A very over exposed pic of Mexican Hat Rock. We drove past it as the sun was rising when we ducked out of Mexican Hat early. There was an Airstream boondocking right next to it — they had the right idea!

Neshonoc Lakeside Camp Resort – West Salem, WI

As we drove across Wisconsin from spending some time in our hometown on the east side of the state, we needed a place to stop for a night on the west side of the state. We originally were going to attempt Veteran’s Memorial Campground in West Salem, which is a first come, first served spot that offers electricity, but after boondocking for the long Memorial Day weekend, we decided we’d rather have full hookups. We needed to empty our tanks and refill with water as the next place we were staying was electric hookup only.

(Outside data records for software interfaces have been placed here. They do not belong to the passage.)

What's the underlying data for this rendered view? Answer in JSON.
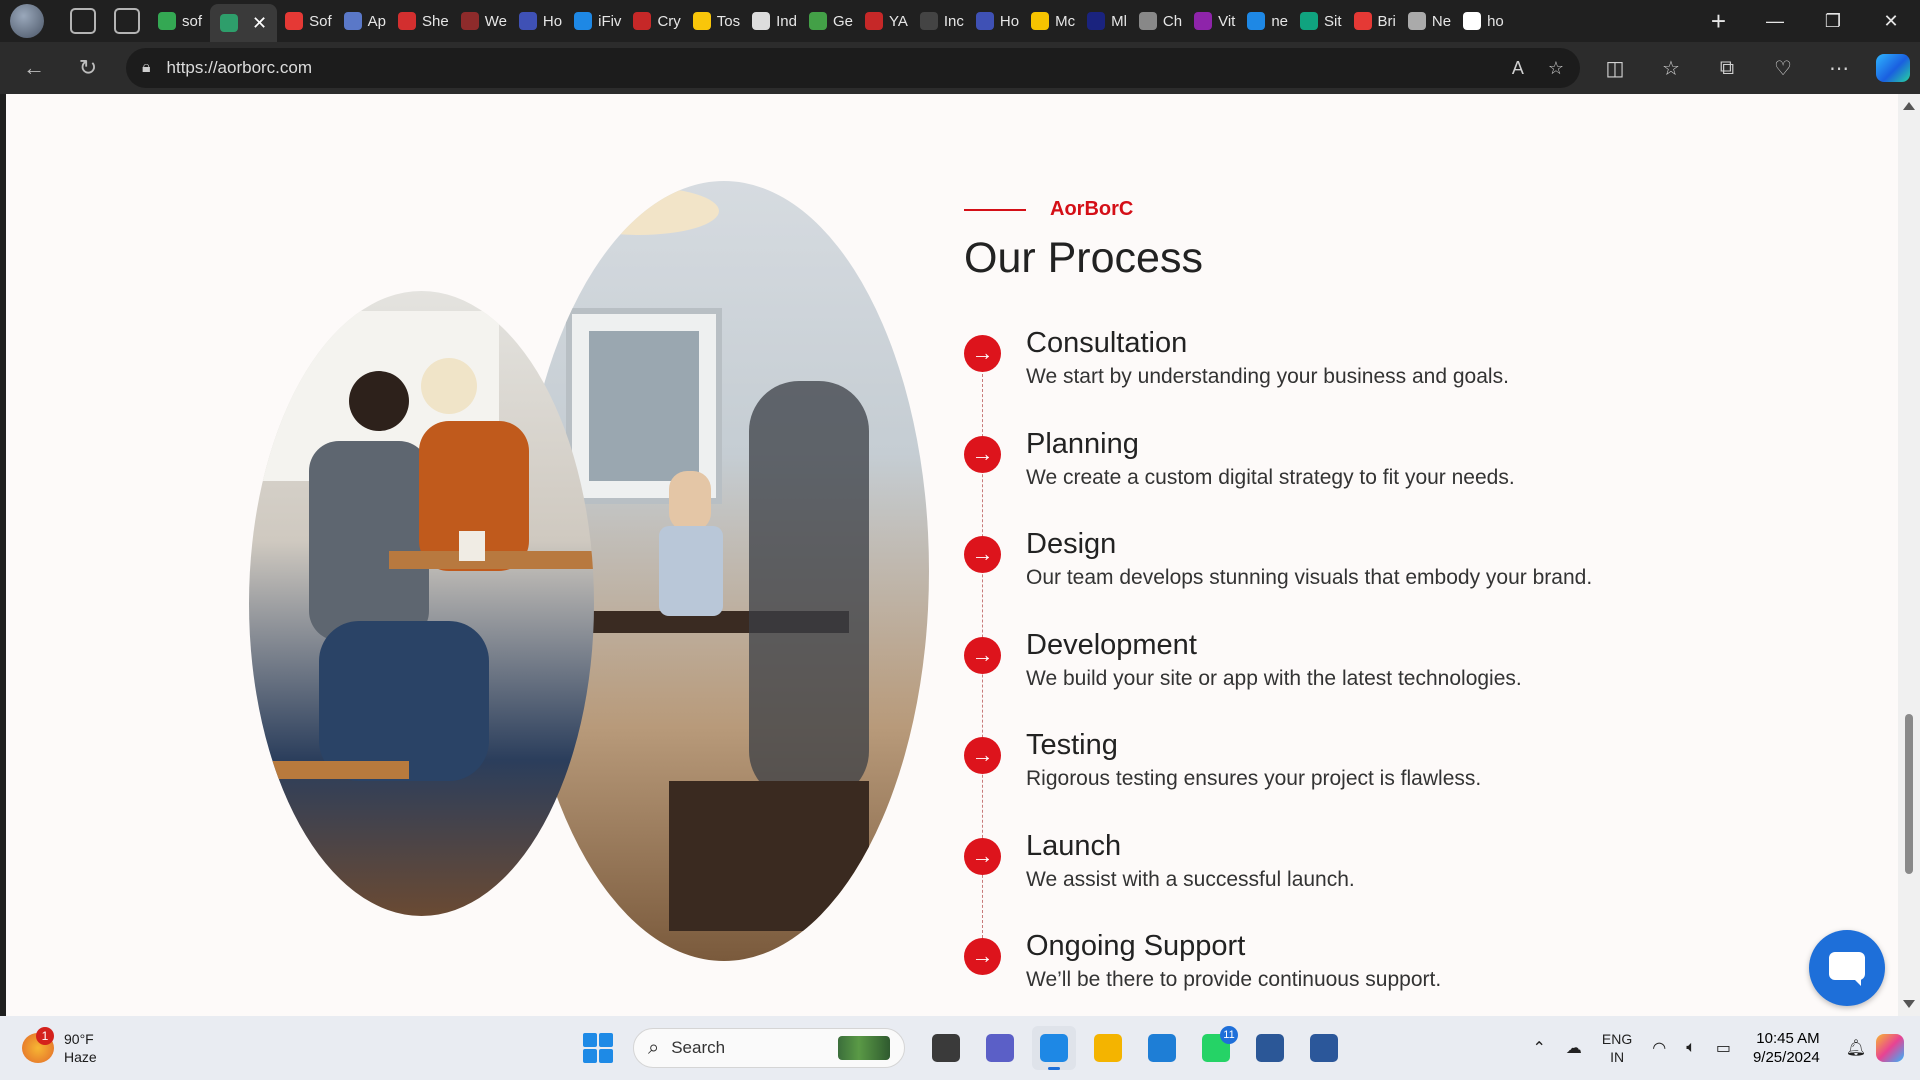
{
  "browser": {
    "tabs": [
      {
        "label": "sof",
        "color": "#34a853"
      },
      {
        "label": "",
        "color": "#2e9e6b",
        "active": true
      },
      {
        "label": "Sof",
        "color": "#e53935"
      },
      {
        "label": "Ap",
        "color": "#5a78c8"
      },
      {
        "label": "She",
        "color": "#d32f2f"
      },
      {
        "label": "We",
        "color": "#8e2b2b"
      },
      {
        "label": "Ho",
        "color": "#3f51b5"
      },
      {
        "label": "iFiv",
        "color": "#1e88e5"
      },
      {
        "label": "Cry",
        "color": "#c62828"
      },
      {
        "label": "Tos",
        "color": "#f9c60a"
      },
      {
        "label": "Ind",
        "color": "#dddddd"
      },
      {
        "label": "Ge",
        "color": "#43a047"
      },
      {
        "label": "YA",
        "color": "#c62828"
      },
      {
        "label": "Inc",
        "color": "#444444"
      },
      {
        "label": "Ho",
        "color": "#3f51b5"
      },
      {
        "label": "Mc",
        "color": "#f7c300"
      },
      {
        "label": "Ml",
        "color": "#1a237e"
      },
      {
        "label": "Ch",
        "color": "#888888"
      },
      {
        "label": "Vit",
        "color": "#8e24aa"
      },
      {
        "label": "ne",
        "color": "#1e88e5"
      },
      {
        "label": "Sit",
        "color": "#10a37f"
      },
      {
        "label": "Bri",
        "color": "#e53935"
      },
      {
        "label": "Ne",
        "color": "#aaaaaa"
      },
      {
        "label": "ho",
        "color": "#ffffff"
      }
    ],
    "close_tab": "✕",
    "new_tab": "+",
    "window_controls": {
      "minimize": "—",
      "restore": "❐",
      "close": "✕"
    },
    "url": "https://aorborc.com"
  },
  "page": {
    "brand": "AorBorC",
    "heading": "Our Process",
    "accent_color": "#d40f17",
    "bullet_glyph": "→",
    "steps": [
      {
        "title": "Consultation",
        "desc": "We start by understanding your business and goals."
      },
      {
        "title": "Planning",
        "desc": "We create a custom digital strategy to fit your needs."
      },
      {
        "title": "Design",
        "desc": "Our team develops stunning visuals that embody your brand."
      },
      {
        "title": "Development",
        "desc": "We build your site or app with the latest technologies."
      },
      {
        "title": "Testing",
        "desc": "Rigorous testing ensures your project is flawless."
      },
      {
        "title": "Launch",
        "desc": "We assist with a successful launch."
      },
      {
        "title": "Ongoing Support",
        "desc": "We’ll be there to provide continuous support."
      }
    ]
  },
  "taskbar": {
    "weather": {
      "temp": "90°F",
      "condition": "Haze",
      "badge": "1"
    },
    "search_label": "Search",
    "whatsapp_count": "11",
    "lang": {
      "line1": "ENG",
      "line2": "IN"
    },
    "clock": {
      "time": "10:45 AM",
      "date": "9/25/2024"
    },
    "apps": [
      {
        "name": "task-view-app",
        "color": "#3a3a3a"
      },
      {
        "name": "teams-app",
        "color": "#5b5fc7"
      },
      {
        "name": "edge-app",
        "color": "#1e88e5",
        "selected": true
      },
      {
        "name": "file-explorer-app",
        "color": "#f4b400"
      },
      {
        "name": "vscode-app",
        "color": "#1e7ed6"
      },
      {
        "name": "whatsapp-app",
        "color": "#25d366"
      },
      {
        "name": "snipping-tool-app",
        "color": "#2b5797"
      },
      {
        "name": "word-app",
        "color": "#2b579a"
      }
    ]
  }
}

I found Neshonoc on the Campendium App, and we decided to our take chances pulling into the campground on Memorial Day at 9am. In the office, I asked if they had a full hookup site available for the night and she said, “Sure, no problem!” I then asked if they had a full hookup site available right now for the night and she said, “That may be a problem.” She told me that people had definitely pulled out already that morning, she just didn’t know from what sites as they don’t have to check out when they leave. She gave me a map, told me where to look, and said to park at whatever site was open and to just let them know when we found one. Thankfully, we found a spot after driving around for a bit! We were also thankful that we were able to get parked and settled in before the rush of departing campers — the streets are narrow and don’t allow for two vehicles to pass each other which can make it difficult while you’re trying to park/leave. By noon, we had the place almost to ourselves! It was a tad less mosquitoey here and we were able to take advantage of the refreshing pool. We also appreciated the 20% they offer for veterans!

Address: N5334 Neshonoc Road, West Salem, WI 54669

Phone: (608) 786-1792

Amenities:

  • Full Hookups
  • Pull Throughs
  • Cabins
  • Tent Sites
  • Two Swimming Pools
  • Access to Lake Neshonoc
  • Basketball, Volleyball, Horseshoes
  • Laundry
  • Restrooms with Showers
  • Dump Station
  • Propane Fill
  • Boat Launch
  • Playground
Site 194 was a pull through with full hookups and a nice lake view!